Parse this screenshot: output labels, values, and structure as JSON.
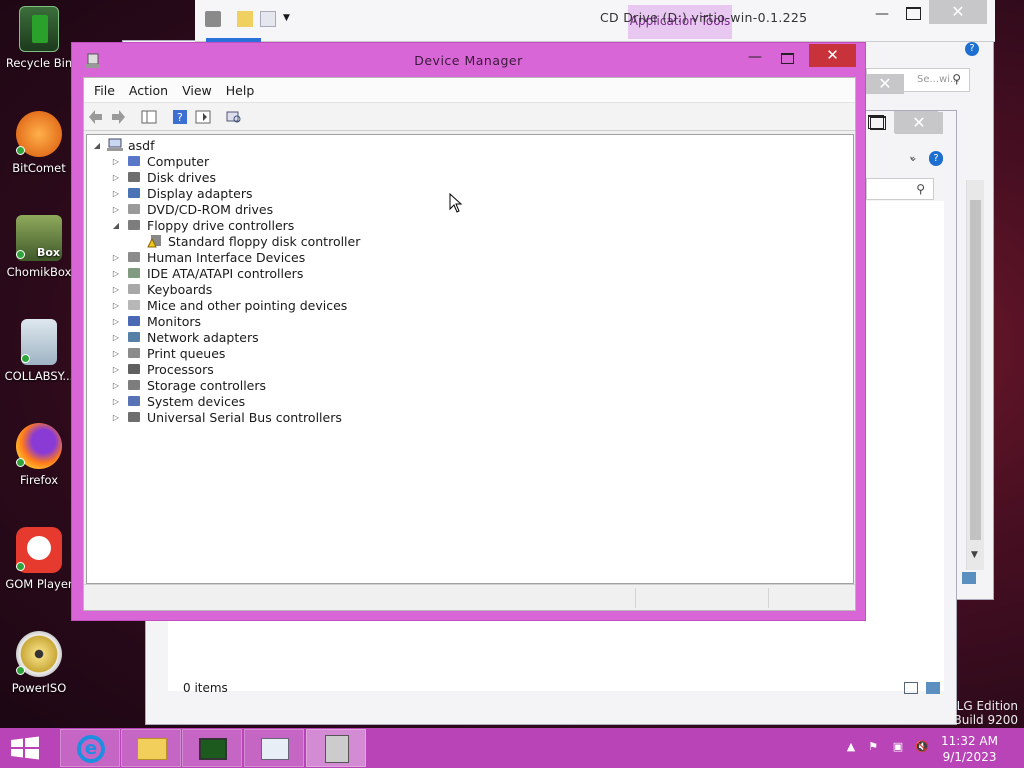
{
  "desktop_icons": [
    {
      "label": "Recycle Bin",
      "icon": "recycle-bin-icon"
    },
    {
      "label": "BitComet",
      "icon": "bitcomet-icon"
    },
    {
      "label": "ChomikBox",
      "icon": "chomikbox-icon"
    },
    {
      "label": "COLLABSY...",
      "icon": "collabsy-icon"
    },
    {
      "label": "Firefox",
      "icon": "firefox-icon"
    },
    {
      "label": "GOM Player",
      "icon": "gom-player-icon"
    },
    {
      "label": "PowerISO",
      "icon": "poweriso-icon"
    }
  ],
  "explorer": {
    "ribbon_tab": "Application Tools",
    "title": "CD Drive (D:) virtio-win-0.1.225",
    "search_placeholder": "Se...wi...",
    "status_items": "0 items"
  },
  "device_manager": {
    "title": "Device Manager",
    "menu": [
      "File",
      "Action",
      "View",
      "Help"
    ],
    "root": "asdf",
    "nodes": [
      {
        "label": "Computer",
        "icon": "computer-icon",
        "expanded": false
      },
      {
        "label": "Disk drives",
        "icon": "disk-drive-icon",
        "expanded": false
      },
      {
        "label": "Display adapters",
        "icon": "display-adapter-icon",
        "expanded": false
      },
      {
        "label": "DVD/CD-ROM drives",
        "icon": "dvd-drive-icon",
        "expanded": false
      },
      {
        "label": "Floppy drive controllers",
        "icon": "floppy-controller-icon",
        "expanded": true,
        "children": [
          {
            "label": "Standard floppy disk controller",
            "icon": "floppy-warning-icon"
          }
        ]
      },
      {
        "label": "Human Interface Devices",
        "icon": "hid-icon",
        "expanded": false
      },
      {
        "label": "IDE ATA/ATAPI controllers",
        "icon": "ide-controller-icon",
        "expanded": false
      },
      {
        "label": "Keyboards",
        "icon": "keyboard-icon",
        "expanded": false
      },
      {
        "label": "Mice and other pointing devices",
        "icon": "mouse-icon",
        "expanded": false
      },
      {
        "label": "Monitors",
        "icon": "monitor-icon",
        "expanded": false
      },
      {
        "label": "Network adapters",
        "icon": "network-adapter-icon",
        "expanded": false
      },
      {
        "label": "Print queues",
        "icon": "printer-icon",
        "expanded": false
      },
      {
        "label": "Processors",
        "icon": "processor-icon",
        "expanded": false
      },
      {
        "label": "Storage controllers",
        "icon": "storage-controller-icon",
        "expanded": false
      },
      {
        "label": "System devices",
        "icon": "system-devices-icon",
        "expanded": false
      },
      {
        "label": "Universal Serial Bus controllers",
        "icon": "usb-icon",
        "expanded": false
      }
    ]
  },
  "taskbar": {
    "time": "11:32 AM",
    "date": "9/1/2023"
  },
  "watermark": {
    "line1": "LG Edition",
    "line2": "Build 9200"
  },
  "colors": {
    "accent": "#d966d6",
    "taskbar": "#b944b8",
    "close": "#c7323b"
  }
}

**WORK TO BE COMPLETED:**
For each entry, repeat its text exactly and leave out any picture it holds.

**SOLUTION FOR THIS TASK:**
Parse this screenshot: output labels, values, and structure as JSON.
{
  "desktop_icons": [
    {
      "label": "Recycle Bin",
      "icon": "recycle-bin-icon"
    },
    {
      "label": "BitComet",
      "icon": "bitcomet-icon"
    },
    {
      "label": "ChomikBox",
      "icon": "chomikbox-icon"
    },
    {
      "label": "COLLABSY...",
      "icon": "collabsy-icon"
    },
    {
      "label": "Firefox",
      "icon": "firefox-icon"
    },
    {
      "label": "GOM Player",
      "icon": "gom-player-icon"
    },
    {
      "label": "PowerISO",
      "icon": "poweriso-icon"
    }
  ],
  "explorer": {
    "ribbon_tab": "Application Tools",
    "title": "CD Drive (D:) virtio-win-0.1.225",
    "search_placeholder": "Se...wi...",
    "status_items": "0 items"
  },
  "device_manager": {
    "title": "Device Manager",
    "menu": [
      "File",
      "Action",
      "View",
      "Help"
    ],
    "root": "asdf",
    "nodes": [
      {
        "label": "Computer",
        "icon": "computer-icon",
        "expanded": false
      },
      {
        "label": "Disk drives",
        "icon": "disk-drive-icon",
        "expanded": false
      },
      {
        "label": "Display adapters",
        "icon": "display-adapter-icon",
        "expanded": false
      },
      {
        "label": "DVD/CD-ROM drives",
        "icon": "dvd-drive-icon",
        "expanded": false
      },
      {
        "label": "Floppy drive controllers",
        "icon": "floppy-controller-icon",
        "expanded": true,
        "children": [
          {
            "label": "Standard floppy disk controller",
            "icon": "floppy-warning-icon"
          }
        ]
      },
      {
        "label": "Human Interface Devices",
        "icon": "hid-icon",
        "expanded": false
      },
      {
        "label": "IDE ATA/ATAPI controllers",
        "icon": "ide-controller-icon",
        "expanded": false
      },
      {
        "label": "Keyboards",
        "icon": "keyboard-icon",
        "expanded": false
      },
      {
        "label": "Mice and other pointing devices",
        "icon": "mouse-icon",
        "expanded": false
      },
      {
        "label": "Monitors",
        "icon": "monitor-icon",
        "expanded": false
      },
      {
        "label": "Network adapters",
        "icon": "network-adapter-icon",
        "expanded": false
      },
      {
        "label": "Print queues",
        "icon": "printer-icon",
        "expanded": false
      },
      {
        "label": "Processors",
        "icon": "processor-icon",
        "expanded": false
      },
      {
        "label": "Storage controllers",
        "icon": "storage-controller-icon",
        "expanded": false
      },
      {
        "label": "System devices",
        "icon": "system-devices-icon",
        "expanded": false
      },
      {
        "label": "Universal Serial Bus controllers",
        "icon": "usb-icon",
        "expanded": false
      }
    ]
  },
  "taskbar": {
    "time": "11:32 AM",
    "date": "9/1/2023"
  },
  "watermark": {
    "line1": "LG Edition",
    "line2": "Build 9200"
  },
  "colors": {
    "accent": "#d966d6",
    "taskbar": "#b944b8",
    "close": "#c7323b"
  }
}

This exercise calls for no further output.